Definition of free kick in US English:

free kick


  • (in soccer and rugby) an unimpeded kick of the stationary ball awarded to one side as a penalty for a foul or infringement by the other side.

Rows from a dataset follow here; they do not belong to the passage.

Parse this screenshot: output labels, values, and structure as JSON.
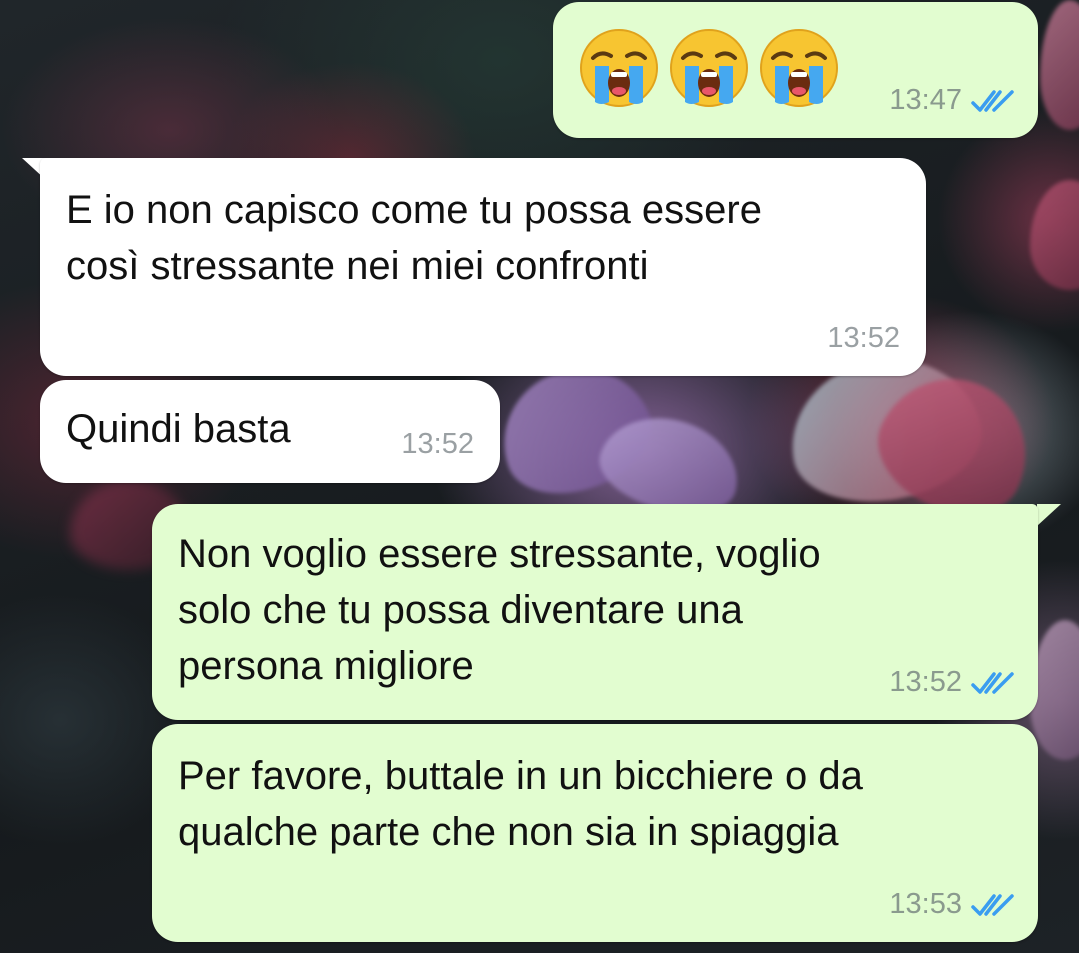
{
  "chat": {
    "messages": [
      {
        "direction": "outgoing",
        "emojis": [
          {
            "icon": "loudly-crying-face-emoji"
          },
          {
            "icon": "loudly-crying-face-emoji"
          },
          {
            "icon": "loudly-crying-face-emoji"
          }
        ],
        "time": "13:47",
        "status_icon": "double-check-read-icon"
      },
      {
        "direction": "incoming",
        "text": "E io non capisco come tu possa essere\ncosì stressante nei miei confronti",
        "time": "13:52"
      },
      {
        "direction": "incoming",
        "text": "Quindi basta",
        "time": "13:52"
      },
      {
        "direction": "outgoing",
        "text": "Non voglio essere stressante, voglio\nsolo che tu possa diventare una\npersona migliore",
        "time": "13:52",
        "status_icon": "double-check-read-icon"
      },
      {
        "direction": "outgoing",
        "text": "Per favore, buttale in un bicchiere o da\nqualche parte che non sia in spiaggia",
        "time": "13:53",
        "status_icon": "double-check-read-icon"
      }
    ]
  },
  "colors": {
    "outgoing_bubble": "#e2fdd0",
    "incoming_bubble": "#ffffff",
    "read_ticks": "#3a9df0"
  }
}
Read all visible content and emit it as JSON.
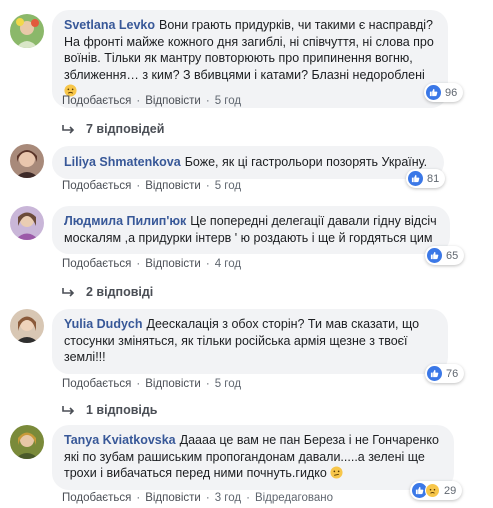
{
  "comments": [
    {
      "author": "Svetlana Levko",
      "text": "Вони грають придурків, чи такими є насправді? На фронті майже кожного дня загиблі, ні співчуття, ні слова про воїнів. Тільки як мантру повторюють про припинення вогню, зближення… з ким? З вбивцями і катами? Блазні недороблені",
      "emoji": "sad-face",
      "reaction_count": "96",
      "like_label": "Подобається",
      "reply_label": "Відповісти",
      "time": "5 год",
      "replies_label": "7 відповідей"
    },
    {
      "author": "Liliya Shmatenkova",
      "text": "Боже, як ці гастрольори позорять Україну.",
      "reaction_count": "81",
      "like_label": "Подобається",
      "reply_label": "Відповісти",
      "time": "5 год"
    },
    {
      "author": "Людмила Пилип'юк",
      "text": "Це попередні делегації давали гідну відсіч москалям ,а придурки інтерв ' ю роздають і ще й гордяться цим",
      "reaction_count": "65",
      "like_label": "Подобається",
      "reply_label": "Відповісти",
      "time": "4 год",
      "replies_label": "2 відповіді"
    },
    {
      "author": "Yulia Dudych",
      "text": "Деескалація з обох сторін? Ти мав сказати, що стосунки зміняться, як тільки російська армія щезне з твоєї землі!!!",
      "reaction_count": "76",
      "like_label": "Подобається",
      "reply_label": "Відповісти",
      "time": "5 год",
      "replies_label": "1 відповідь"
    },
    {
      "author": "Tanya Kviatkovska",
      "text": "Даааа це вам не пан Береза і не Гончаренко які по зубам рашиським пропогандонам давали.....а зелені ще трохи і вибачаться перед ними почнуть.гидко",
      "emoji": "confused-face",
      "reaction_count": "29",
      "like_label": "Подобається",
      "reply_label": "Відповісти",
      "time": "3 год",
      "edited_label": "Відредаговано"
    }
  ],
  "colors": {
    "author": "#385898",
    "bubble": "#f2f3f5",
    "meta": "#606770",
    "like": "#3b78e7"
  }
}
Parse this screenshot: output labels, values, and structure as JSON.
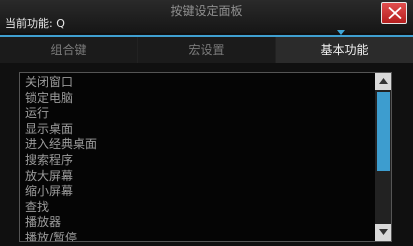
{
  "window": {
    "title": "按键设定面板",
    "current_function_label": "当前功能: Q"
  },
  "tabs": [
    {
      "label": "组合键"
    },
    {
      "label": "宏设置"
    },
    {
      "label": "基本功能"
    }
  ],
  "active_tab": "基本功能",
  "function_list": {
    "items": [
      "关闭窗口",
      "锁定电脑",
      "运行",
      "显示桌面",
      "进入经典桌面",
      "搜索程序",
      "放大屏幕",
      "缩小屏幕",
      "查找",
      "播放器",
      "播放/暂停"
    ]
  },
  "colors": {
    "accent": "#3d9dcf",
    "close_button": "#c93535",
    "background": "#101010"
  },
  "icons": {
    "close": "close-icon",
    "scroll_up": "arrow-up-icon",
    "scroll_down": "arrow-down-icon"
  }
}
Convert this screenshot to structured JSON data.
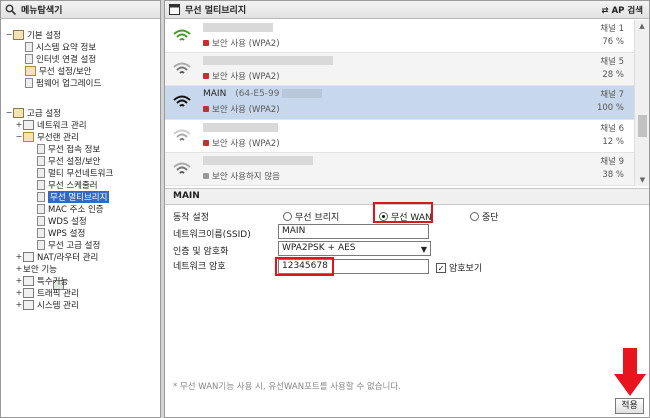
{
  "menu": {
    "title": "메뉴탐색기",
    "items": [
      {
        "label": "기본 설정"
      },
      {
        "label": "시스템 요약 정보"
      },
      {
        "label": "인터넷 연결 설정"
      },
      {
        "label": "무선 설정/보안"
      },
      {
        "label": "펌웨어 업그레이드"
      },
      {
        "label": "고급 설정"
      },
      {
        "label": "네트워크 관리"
      },
      {
        "label": "무선랜 관리"
      },
      {
        "label": "무선 접속 정보"
      },
      {
        "label": "무선 설정/보안"
      },
      {
        "label": "멀티 무선네트워크"
      },
      {
        "label": "무선 스케줄러"
      },
      {
        "label": "무선 멀티브리지"
      },
      {
        "label": "MAC 주소 인증"
      },
      {
        "label": "WDS 설정"
      },
      {
        "label": "WPS 설정"
      },
      {
        "label": "무선 고급 설정"
      },
      {
        "label": "NAT/라우터 관리"
      },
      {
        "label": "보안 기능"
      },
      {
        "label": "특수기능"
      },
      {
        "label": "트래픽 관리"
      },
      {
        "label": "시스템 관리"
      }
    ],
    "toggles": {
      "expanded": "−",
      "collapsed": "+"
    }
  },
  "main": {
    "title": "무선 멀티브리지",
    "ap_search": "AP 검색"
  },
  "ap_list": [
    {
      "ssid": "",
      "mac": "",
      "security": "보안 사용 (WPA2)",
      "channel": "채널 1",
      "signal": "76 %"
    },
    {
      "ssid": "",
      "mac": "",
      "security": "보안 사용 (WPA2)",
      "channel": "채널 5",
      "signal": "28 %"
    },
    {
      "ssid": "MAIN",
      "mac": "(64-E5-99",
      "security": "보안 사용 (WPA2)",
      "channel": "채널 7",
      "signal": "100 %"
    },
    {
      "ssid": "",
      "mac": "",
      "security": "보안 사용 (WPA2)",
      "channel": "채널 6",
      "signal": "12 %"
    },
    {
      "ssid": "",
      "mac": "",
      "security": "보안 사용하지 않음",
      "channel": "채널 9",
      "signal": "38 %"
    }
  ],
  "form": {
    "section_title": "MAIN",
    "mode_label": "동작 설정",
    "mode_options": [
      "무선 브리지",
      "무선 WAN",
      "중단"
    ],
    "ssid_label": "네트워크이름(SSID)",
    "ssid_value": "MAIN",
    "auth_label": "인증 및 암호화",
    "auth_value": "WPA2PSK + AES",
    "password_label": "네트워크 암호",
    "password_value": "12345678",
    "show_password_label": "암호보기",
    "note": "* 무선 WAN기능 사용 시, 유선WAN포트를 사용할 수 없습니다.",
    "apply_label": "적용"
  },
  "colors": {
    "highlight": "#e0141e",
    "selection": "#c8d8ec",
    "arrow": "#e8141e"
  }
}
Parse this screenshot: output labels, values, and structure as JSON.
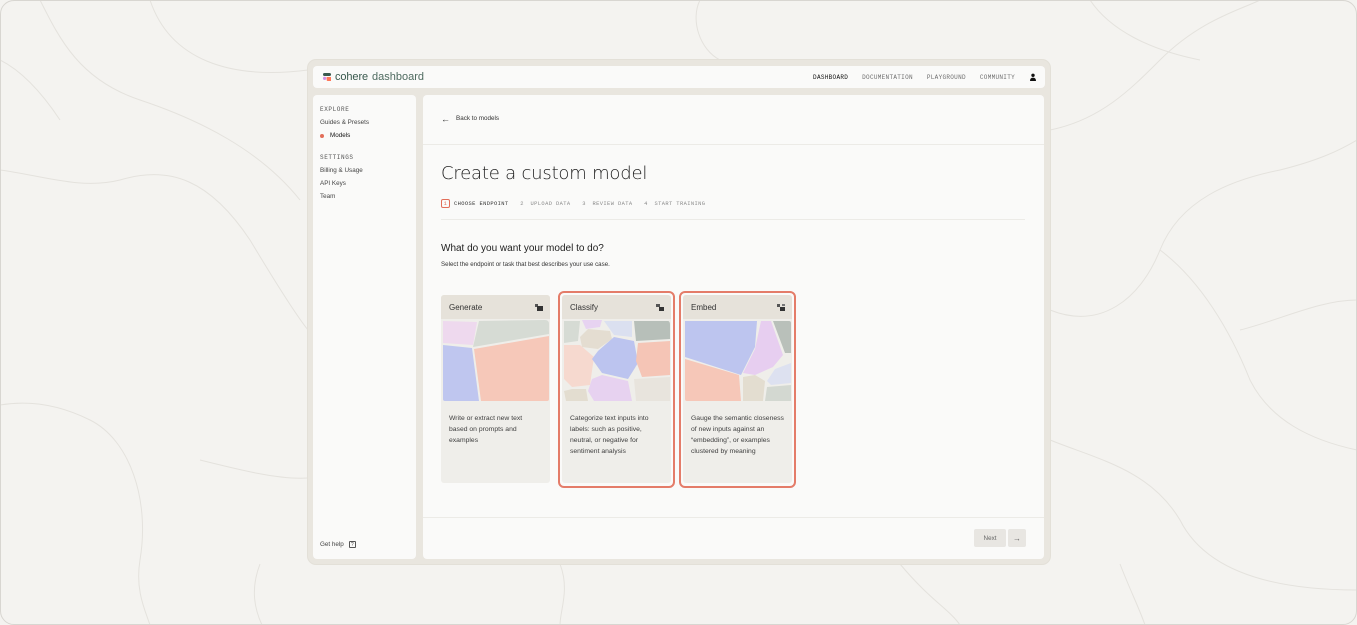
{
  "brand": {
    "name": "cohere",
    "product": "dashboard"
  },
  "topnav": [
    {
      "label": "DASHBOARD",
      "active": true
    },
    {
      "label": "DOCUMENTATION",
      "active": false
    },
    {
      "label": "PLAYGROUND",
      "active": false
    },
    {
      "label": "COMMUNITY",
      "active": false
    }
  ],
  "sidebar": {
    "explore_heading": "EXPLORE",
    "explore_items": [
      {
        "label": "Guides & Presets",
        "active": false
      },
      {
        "label": "Models",
        "active": true
      }
    ],
    "settings_heading": "SETTINGS",
    "settings_items": [
      {
        "label": "Billing & Usage"
      },
      {
        "label": "API Keys"
      },
      {
        "label": "Team"
      }
    ],
    "help_label": "Get help",
    "help_icon": "?"
  },
  "main": {
    "back_label": "Back to models",
    "title": "Create a custom model",
    "steps": [
      {
        "num": "1",
        "label": "CHOOSE ENDPOINT",
        "active": true
      },
      {
        "num": "2",
        "label": "UPLOAD DATA",
        "active": false
      },
      {
        "num": "3",
        "label": "REVIEW DATA",
        "active": false
      },
      {
        "num": "4",
        "label": "START TRAINING",
        "active": false
      }
    ],
    "question": "What do you want your model to do?",
    "question_sub": "Select the endpoint or task that best describes your use case.",
    "cards": [
      {
        "name": "Generate",
        "description": "Write or extract new text based on prompts and examples",
        "highlighted": false
      },
      {
        "name": "Classify",
        "description": "Categorize text inputs into labels: such as positive, neutral, or negative for sentiment analysis",
        "highlighted": true
      },
      {
        "name": "Embed",
        "description": "Gauge the semantic closeness of new inputs against an “embedding”, or examples clustered by meaning",
        "highlighted": true
      }
    ],
    "next_label": "Next",
    "next_arrow": "→"
  },
  "colors": {
    "accent": "#e26e59",
    "highlight_outline": "#e47c69",
    "lavender": "#bec6ee",
    "peach": "#f6c7b8",
    "sage": "#d3d8d1",
    "lilac": "#e6d1f0",
    "sand": "#e3ddd0"
  }
}
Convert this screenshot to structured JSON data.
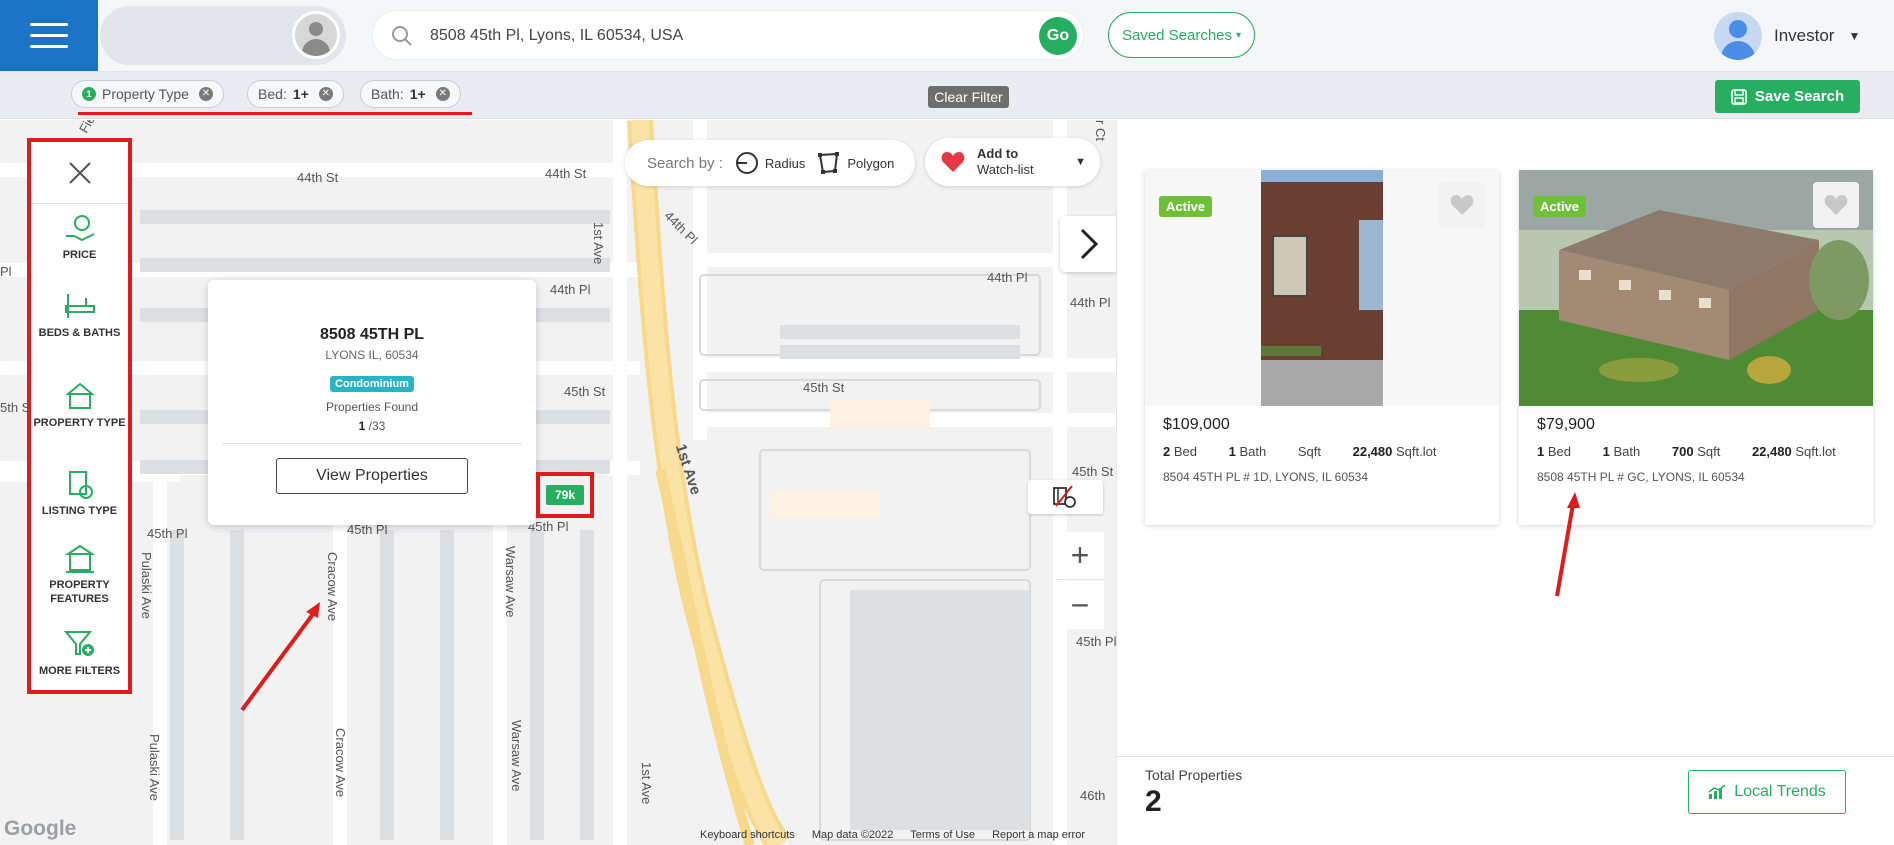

    • ‘He certainly is the most confident - whether he is making saves or taking penalties or free kicks.’
    • ‘Charlton were awarded their own free kick, again just inside the opponents' half.’
    • ‘His ability to cross the ball and pass it over very long distances absolutely astonishes people and his free kicks have keepers simply watching the ball as it storms into the net.’
    • ‘He can dribble, he is not afraid to beat men, and of course he can cross, shoot and take free kicks perfectly-what more could you really want from a midfielder?’
    • ‘Worcester Park were then awarded a free kick just outside the area, which was struck home in to the top corner.’
    • ‘Whenever there is a free kick he is always o the ball and he can produce magic from nothing.’
    • ‘The Dutchman's free kicks are usually less finely placed than a Beckham or Zidane special but make up for that by the tremendous power he achieves even while looping the ball over a wall.’
    • ‘It's important for all officials to understand the rules regarding free kicks and to make the right call, not only on the opening kickoff, but on all free kicks.’
    • ‘He was awarded two free kicks but gave none away.’
    • ‘He is exceptional at long balls, crossing and at free kicks and has made goals from all over the park for United.’
    • ‘She demonstrated during the 1999 Women's World Cup her ability to thread a needle with her free kicks.’
    • ‘He is an amazing crosser of the ball and passer, and when it comes to free kicks, he can be said to be the best in the world, sometimes.’
    • ‘Under this new ruling match officials would in future award all free kicks at least 30 yards from where the incident took place.’
    • ‘I saw David Beckham line up the free kick and remarked that this would be a handy time to score.’
    • ‘He also, perhaps crucially, failed to insist on the Brazilians moving the statutory distance back at free kicks around their own penalty area.’
    • ‘Once at Chelsea, we spent all week rehearsing pushing out at free kicks, catching the attacking side offside.’
    • ‘His accuracy and power in the free kicks is brilliant, although I think Beckham is better than him.’
    • ‘A dangerous Kilmarnock attack had been stemmed by the award of a free kick to Motherwell on the edge of the box.’
    • ‘He is an expert at dead ball situations and free kicks.’
    • ‘I thought we were staring at another defeat when the whistle blew for a free kick to City deep into injury time.’


free kick

/ˈˌfri ˈkɪk//ˈˌfrē ˈkik/